I shot that defense to Humphries in an email last night.  His response in the addendum to his piece is that “a writer covering a dozen topics a day is writing too much” to be really adding meaning to anything.  I don’t know that I agree with that, but he may have a point. The signal-to-noise ratio of a machine gun blogger like me is probably a worthy offshoot of this discussion, actually, and it’s one I haven’t seriously considered before he mentioned it. Consider me to be considering it now.

However you come down on all of this, Humphries’ piece is food for thought in a broader discussion that I find quite important.  I know media stuff isn’t everyone’s cup of tea, but I hope you find it somewhat important too, if for no other reason than because the kind of discussion Fry, Humphries and I are having is what is going to shape the sports writing you read going forward.

Twins reach historic home run total during 11-4 rout of White Sox

Max Kepler
AP Images
4 Comments

The Twins trampled the White Sox on Friday night, cruising to a cool 11-4 lead over their division rivals and collecting their sixth double-digit win of 2019. Even more impressive, they picked up their 99th, 100th, and 101st home runs, a feat that’s rarely been matched in a team’s first 50 games of any given season.

The first homer of the night was delivered by Eddie Rosario in the third inning. Working against a single-run deficit, Rosario lifted an 0-1 fastball from the White Sox’ Reynaldo López, planting it firmly in the left field stands and evening the score, 4-4. Two batters later, Rosario’s solo home run got a sequel: a 398-footer from Miguel Sanó, this one postmarked for the upper deck in left.
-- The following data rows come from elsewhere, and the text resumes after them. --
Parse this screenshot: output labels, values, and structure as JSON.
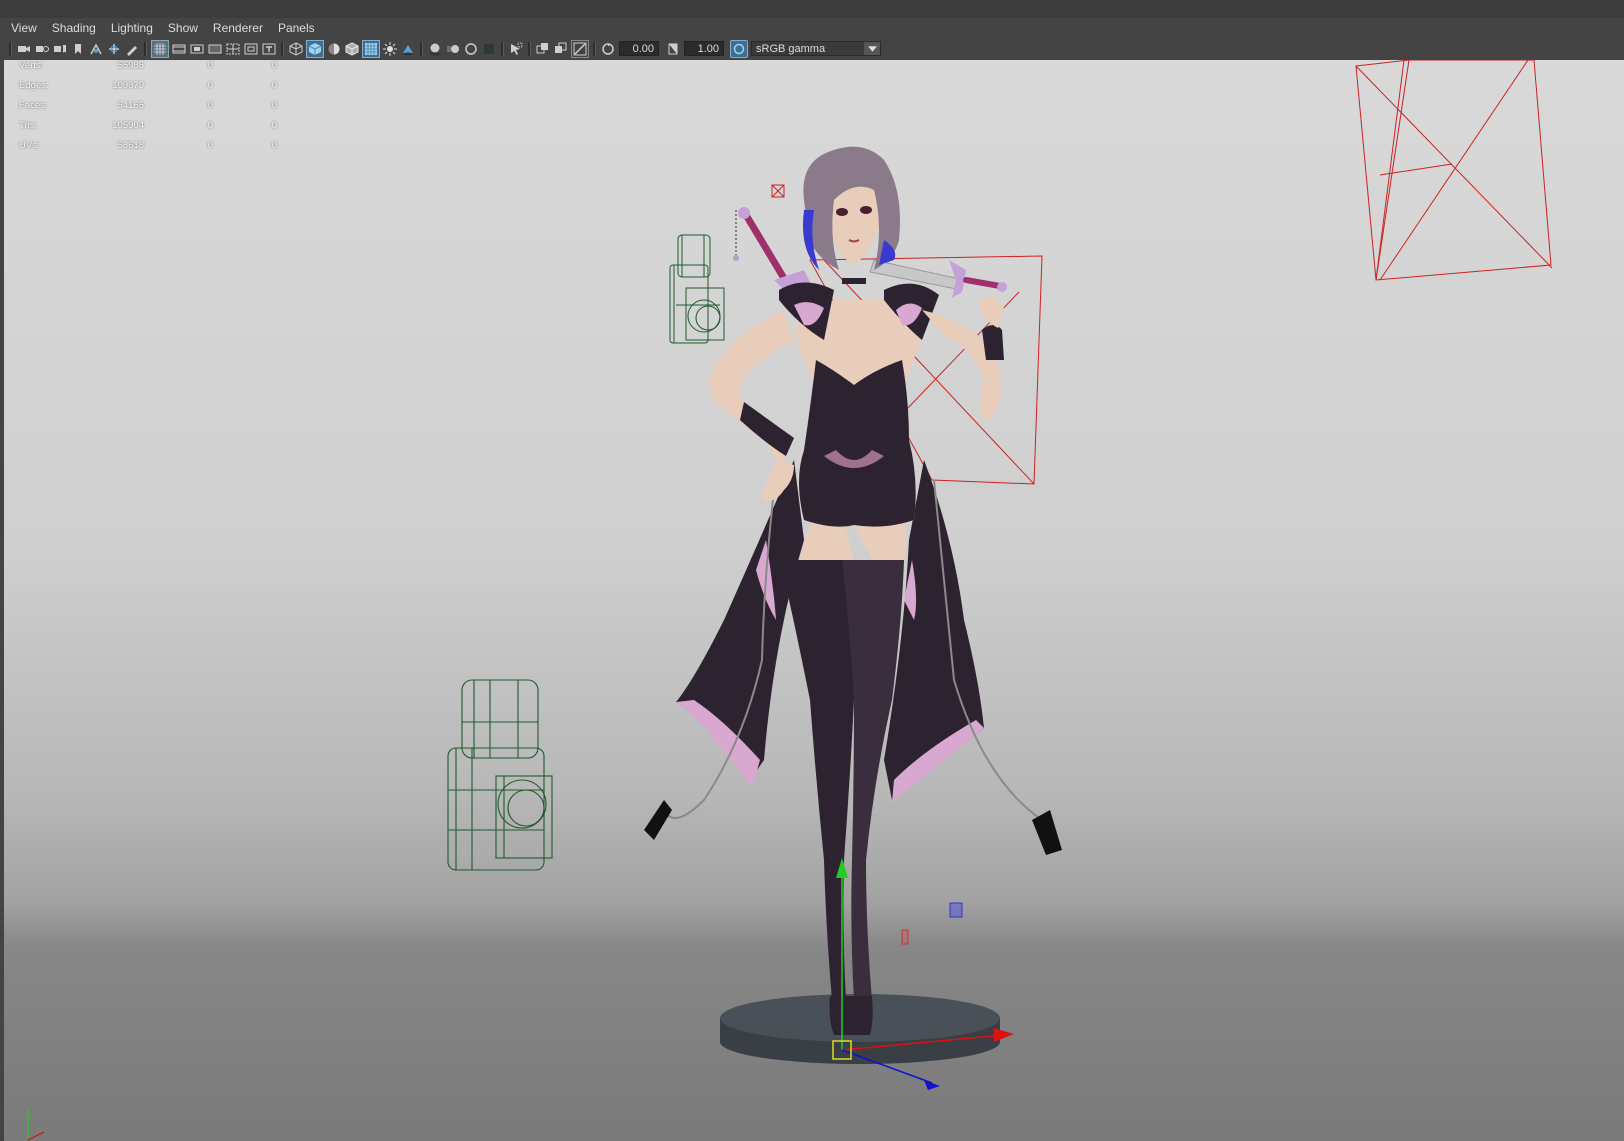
{
  "menubar": {
    "items": [
      "View",
      "Shading",
      "Lighting",
      "Show",
      "Renderer",
      "Panels"
    ]
  },
  "toolbar": {
    "exposure_value": "0.00",
    "gamma_value": "1.00",
    "color_space": "sRGB gamma",
    "icons": [
      "camera-icon",
      "camera-attributes-icon",
      "bookmark-icon",
      "image-plane-icon",
      "grid-icon",
      "film-gate-icon",
      "resolution-gate-icon",
      "wireframe-icon",
      "smooth-shade-icon",
      "textured-icon",
      "lights-icon",
      "shadows-icon",
      "xray-icon",
      "isolate-icon",
      "exposure-icon",
      "gamma-icon",
      "color-management-icon"
    ]
  },
  "hud": {
    "rows": [
      {
        "label": "Verts:",
        "v1": "55985",
        "v2": "0",
        "v3": "0"
      },
      {
        "label": "Edges:",
        "v1": "109879",
        "v2": "0",
        "v3": "0"
      },
      {
        "label": "Faces:",
        "v1": "54165",
        "v2": "0",
        "v3": "0"
      },
      {
        "label": "Tris:",
        "v1": "105904",
        "v2": "0",
        "v3": "0"
      },
      {
        "label": "UVs:",
        "v1": "58618",
        "v2": "0",
        "v3": "0"
      }
    ]
  },
  "colors": {
    "viewport_top": "#d9d9d9",
    "viewport_floor": "#7a7a7a",
    "light_wire": "#1e5a2e",
    "camera_wire": "#cc2222",
    "axis_y": "#22cc22",
    "axis_x": "#dd1111",
    "axis_z": "#1111cc",
    "cloth_dark": "#2d2230",
    "cloth_pink": "#d9a8d0"
  }
}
In the fourth, now leading 5-4, the Twins saw a third and final homer from the bat of Max Kepler, whose center-field blast traveled a projected 397 feet to give the club a two-run advantage. Per MLB Stats, the Twins’ record — 101 homers in 50 games — stands second only to that of the 1999 Mariners, who managed to club 102 home runs before their 51st game of the season.

While the record has undoubtedly been a team effort, Rosario leads the pack with a team-best 15 homers so far this year, closely followed by C.J. Cron (13), Max Kepler (11), and Jonathan Schoop (10). Sanó, whose solo shot marked the team’s 100th home run of 2019, has just five, though there’s little doubt he’ll reach double digits before the end of the season.

According to MLB.com’s Do-Hyoung Park, the Twins also made it to an even 300 runs scored in 2019, for a satisfying average of six runs per game and a new franchise record (previous high mark: 273 runs scored in 1992). With the win, they improved to 34-16 on the year and continue to hold a comfortable eight-game lead in the AL Central.